§ Exercise details: Using the data below, return all lines in which "glyph" appears.

[Excerpts from an interface dataset]

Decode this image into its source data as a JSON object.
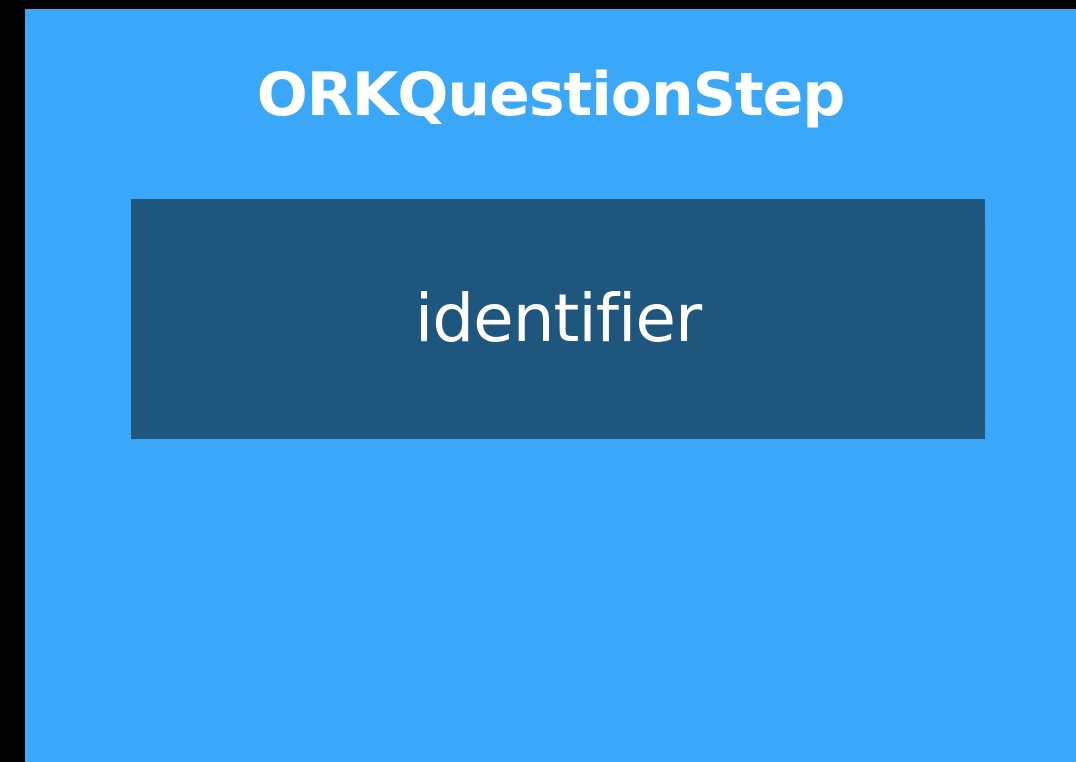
{
  "diagram": {
    "title": "ORKQuestionStep",
    "properties": [
      {
        "label": "identifier"
      }
    ]
  },
  "colors": {
    "background": "#000000",
    "panel": "#3aa7f8",
    "property_box": "#1e567e",
    "text": "#ffffff"
  }
}
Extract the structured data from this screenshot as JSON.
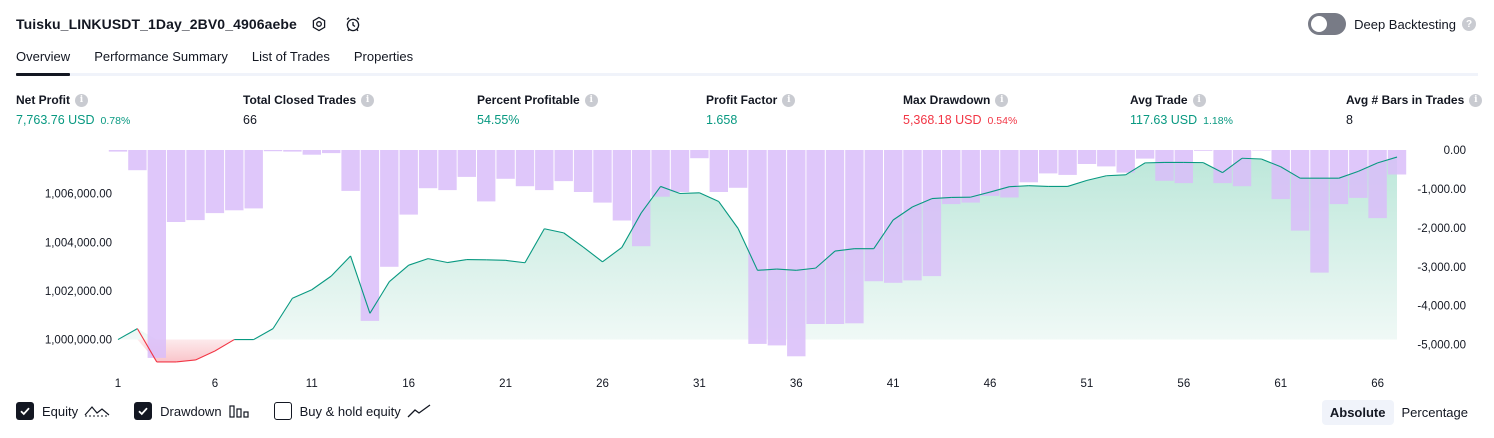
{
  "header": {
    "title": "Tuisku_LINKUSDT_1Day_2BV0_4906aebe",
    "icons": [
      "settings-icon",
      "alert-icon"
    ]
  },
  "deep_backtesting": {
    "label": "Deep Backtesting",
    "enabled": false,
    "help_icon": "question-icon"
  },
  "tabs": [
    {
      "label": "Overview",
      "active": true
    },
    {
      "label": "Performance Summary",
      "active": false
    },
    {
      "label": "List of Trades",
      "active": false
    },
    {
      "label": "Properties",
      "active": false
    }
  ],
  "metrics": [
    {
      "label": "Net Profit",
      "value": "7,763.76 USD",
      "pct": "0.78%",
      "tone": "pos"
    },
    {
      "label": "Total Closed Trades",
      "value": "66",
      "pct": "",
      "tone": "neutral"
    },
    {
      "label": "Percent Profitable",
      "value": "54.55%",
      "pct": "",
      "tone": "pos"
    },
    {
      "label": "Profit Factor",
      "value": "1.658",
      "pct": "",
      "tone": "pos"
    },
    {
      "label": "Max Drawdown",
      "value": "5,368.18 USD",
      "pct": "0.54%",
      "tone": "neg"
    },
    {
      "label": "Avg Trade",
      "value": "117.63 USD",
      "pct": "1.18%",
      "tone": "pos"
    },
    {
      "label": "Avg # Bars in Trades",
      "value": "8",
      "pct": "",
      "tone": "neutral"
    }
  ],
  "chart_data": {
    "type": "area",
    "x": [
      1,
      2,
      3,
      4,
      5,
      6,
      7,
      8,
      9,
      10,
      11,
      12,
      13,
      14,
      15,
      16,
      17,
      18,
      19,
      20,
      21,
      22,
      23,
      24,
      25,
      26,
      27,
      28,
      29,
      30,
      31,
      32,
      33,
      34,
      35,
      36,
      37,
      38,
      39,
      40,
      41,
      42,
      43,
      44,
      45,
      46,
      47,
      48,
      49,
      50,
      51,
      52,
      53,
      54,
      55,
      56,
      57,
      58,
      59,
      60,
      61,
      62,
      63,
      64,
      65,
      66,
      67
    ],
    "x_ticks": [
      "1",
      "6",
      "11",
      "16",
      "21",
      "26",
      "31",
      "36",
      "41",
      "46",
      "51",
      "56",
      "61",
      "66"
    ],
    "left_axis": {
      "ticks": [
        "1,000,000.00",
        "1,002,000.00",
        "1,004,000.00",
        "1,006,000.00"
      ],
      "ylim": [
        999200,
        1007800
      ]
    },
    "right_axis": {
      "ticks": [
        "0.00",
        "-1,000.00",
        "-2,000.00",
        "-3,000.00",
        "-4,000.00",
        "-5,000.00"
      ],
      "ylim": [
        -5368.18,
        0
      ]
    },
    "series": [
      {
        "name": "Equity",
        "color": "#089981",
        "values": [
          1000000,
          1000450,
          999080,
          999080,
          999160,
          999530,
          1000000,
          1000000,
          1000450,
          1001700,
          1002050,
          1002610,
          1003440,
          1001080,
          1002380,
          1003060,
          1003330,
          1003170,
          1003290,
          1003280,
          1003260,
          1003160,
          1004560,
          1004390,
          1003810,
          1003200,
          1003790,
          1005210,
          1006300,
          1006010,
          1006040,
          1005680,
          1004570,
          1002850,
          1002900,
          1002850,
          1002940,
          1003640,
          1003740,
          1003740,
          1004920,
          1005460,
          1005800,
          1005850,
          1005860,
          1006070,
          1006290,
          1006330,
          1006300,
          1006300,
          1006550,
          1006740,
          1006780,
          1007270,
          1007290,
          1007290,
          1007280,
          1006870,
          1007460,
          1007430,
          1007110,
          1006640,
          1006640,
          1006640,
          1006920,
          1007270,
          1007510
        ]
      },
      {
        "name": "Drawdown",
        "color": "#b794f6",
        "values": [
          -40,
          -520,
          -5340,
          -1850,
          -1800,
          -1620,
          -1550,
          -1500,
          -30,
          -40,
          -120,
          -80,
          -1050,
          -4390,
          -3000,
          -1660,
          -980,
          -1030,
          -690,
          -1320,
          -740,
          -930,
          -1030,
          -800,
          -1080,
          -1350,
          -1810,
          -2470,
          -1200,
          -1080,
          -210,
          -1080,
          -970,
          -4980,
          -5020,
          -5300,
          -4470,
          -4470,
          -4450,
          -3370,
          -3410,
          -3350,
          -3240,
          -1390,
          -1350,
          -1180,
          -1220,
          -830,
          -600,
          -640,
          -360,
          -420,
          -580,
          -220,
          -790,
          -850,
          -20,
          -850,
          -930,
          -10,
          -1260,
          -2070,
          -3150,
          -1390,
          -1230,
          -1750,
          -630
        ]
      }
    ],
    "buy_and_hold_visible": false,
    "fill_colors": {
      "equity_above": "#e3f4ef",
      "equity_below": "#fbd5d8"
    },
    "drawdown_fill": "#d9bdf9"
  },
  "legend": {
    "items": [
      {
        "label": "Equity",
        "checked": true,
        "glyph": "equity-line-icon"
      },
      {
        "label": "Drawdown",
        "checked": true,
        "glyph": "drawdown-bars-icon"
      },
      {
        "label": "Buy & hold equity",
        "checked": false,
        "glyph": "buyhold-line-icon"
      }
    ]
  },
  "display_mode": {
    "options": [
      "Absolute",
      "Percentage"
    ],
    "selected": "Absolute"
  }
}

§ Answer for the task:
        "glyph": "equity-line-icon"
        "glyph": "drawdown-bars-icon"
        "glyph": "buyhold-line-icon"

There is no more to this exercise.